Copy out each line below that has the word "para" in it.
── PROVIDED MATERIAL ──
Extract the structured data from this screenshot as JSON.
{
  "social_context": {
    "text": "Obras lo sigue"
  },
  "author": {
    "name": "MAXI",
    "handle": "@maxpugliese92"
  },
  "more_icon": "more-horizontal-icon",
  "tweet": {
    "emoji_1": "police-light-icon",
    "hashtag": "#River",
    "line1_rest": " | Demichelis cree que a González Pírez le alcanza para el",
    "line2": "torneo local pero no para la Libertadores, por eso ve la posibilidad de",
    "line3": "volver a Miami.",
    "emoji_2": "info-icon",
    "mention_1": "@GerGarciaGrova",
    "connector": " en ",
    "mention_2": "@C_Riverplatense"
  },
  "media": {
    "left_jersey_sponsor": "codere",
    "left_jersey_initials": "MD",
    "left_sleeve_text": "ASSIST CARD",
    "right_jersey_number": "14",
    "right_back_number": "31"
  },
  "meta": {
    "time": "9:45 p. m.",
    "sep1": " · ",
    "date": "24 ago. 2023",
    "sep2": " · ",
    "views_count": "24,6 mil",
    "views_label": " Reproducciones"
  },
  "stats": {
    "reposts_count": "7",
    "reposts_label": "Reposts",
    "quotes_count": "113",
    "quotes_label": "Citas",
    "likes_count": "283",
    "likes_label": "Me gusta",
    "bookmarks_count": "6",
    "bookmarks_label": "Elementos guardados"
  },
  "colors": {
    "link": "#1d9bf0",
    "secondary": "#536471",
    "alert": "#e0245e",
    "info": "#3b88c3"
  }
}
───
TASK OUTPUT
    "line1_rest": " | Demichelis cree que a González Pírez le alcanza para el",
    "line2": "torneo local pero no para la Libertadores, por eso ve la posibilidad de",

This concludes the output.